Districts are understandably cautious about service animals in schools because of the distraction they may cause, but there are two questions administrators must ask before granting or denying a request: (1) Is the animal necessary for a disability (if it isn’t obvious, such as a student with blindness)? And, (2) what task is the animal trained to perform?
If the answer is yes to a disability, such as anxiety, and yes to the task, such as applying deep pressure in a stressful situation, the district must grant the request. There’s not a lot of wiggle room, Harris Beach attorneys say. The right to a service animal is a distinct set of rights under the Americans with Disabilities Act, independent of the requirements/rights under the IDEA.
After the animal has been admitted to school, the district will be in a better position to assess the extent to which the service animal is able to perform the task for which it was supposedly trained. The district will also determine the extent to which the animal disrupts school operations or poses a threat to others. Under those circumstances, the service animal may be excluded from the school setting.
10. Reading Instruction
Reading is a hot-button issue for many parents and advocates. Parents of children with reading disabilities frequently make demands for an IEP to include specific teaching methodologies, evaluator credentials, the amount of instruction time and staffing ratios for instruction. Some independent evaluators make blanket recommendations on reading, such as every student should have one hour of daily individual instruction.
But districts should determine reading instruction, including specific annual goals, based on the individual needs of the student. Ultimately, the IEP goals drive the instruction, and a student’s teacher has the authority to identify the appropriate methodology to address those goals. Except in rare exceptions, decisions regarding teaching methodology should be made by teachers in the classroom, not at CSE meetings.
Reading intervention is frequently provided on a building-level basis so CSEs do not include the specialized reading on student IEPs. But for students with disabilities who require specialized reading instruction, specific content such as annual goals, frequency and duration of service, staffing ratios and instructional settings should be included in the student’s IEP.
These 10 issues will significantly impact the special education field in New York and across the country over the next school year.

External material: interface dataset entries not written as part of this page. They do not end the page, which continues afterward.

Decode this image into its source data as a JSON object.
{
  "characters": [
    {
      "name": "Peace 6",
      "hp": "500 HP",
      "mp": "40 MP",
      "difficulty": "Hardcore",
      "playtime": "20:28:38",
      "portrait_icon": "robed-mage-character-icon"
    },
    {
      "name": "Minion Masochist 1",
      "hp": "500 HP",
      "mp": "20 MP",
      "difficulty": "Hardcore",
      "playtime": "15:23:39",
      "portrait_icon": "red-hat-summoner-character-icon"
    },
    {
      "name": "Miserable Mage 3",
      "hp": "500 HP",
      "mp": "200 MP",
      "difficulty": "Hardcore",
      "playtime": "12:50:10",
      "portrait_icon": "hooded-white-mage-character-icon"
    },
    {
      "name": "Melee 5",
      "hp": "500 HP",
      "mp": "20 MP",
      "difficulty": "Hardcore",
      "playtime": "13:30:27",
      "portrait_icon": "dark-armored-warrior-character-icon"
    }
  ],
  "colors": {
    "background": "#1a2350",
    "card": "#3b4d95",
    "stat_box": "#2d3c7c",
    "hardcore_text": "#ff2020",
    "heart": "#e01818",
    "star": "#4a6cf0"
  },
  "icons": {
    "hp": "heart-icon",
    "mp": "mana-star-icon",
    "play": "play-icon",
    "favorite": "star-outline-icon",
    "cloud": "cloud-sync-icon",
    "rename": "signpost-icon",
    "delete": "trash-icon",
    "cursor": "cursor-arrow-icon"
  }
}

Harris Beach’s Education team will monitor these issues and other related issues and report back on developments.
f you have questions about this legal alert or related education matters, please contact attorney Howard J. Goldsmith at (518) 701-2736 and email@example.com; attorney Anne M. McGinnis at (585) 419-8613 and firstname.lastname@example.org; attorney Jeffrey J. Weiss at (716) 200-5141 and email@example.com; attorney Andrew R. Mark at (716) 200-5263 and firstname.lastname@example.org; or the Harris Beach attorney with whom you usually work.
This alert is not a substitute for advice of counsel on specific legal issues.
Harris Beach has offices throughout New York state, including Albany, Buffalo, Ithaca, Long Island, New York City, Rochester, Saratoga Springs, Syracuse and White Plains, as well as Washington D.C., New Haven, Connecticut and Newark, New Jersey.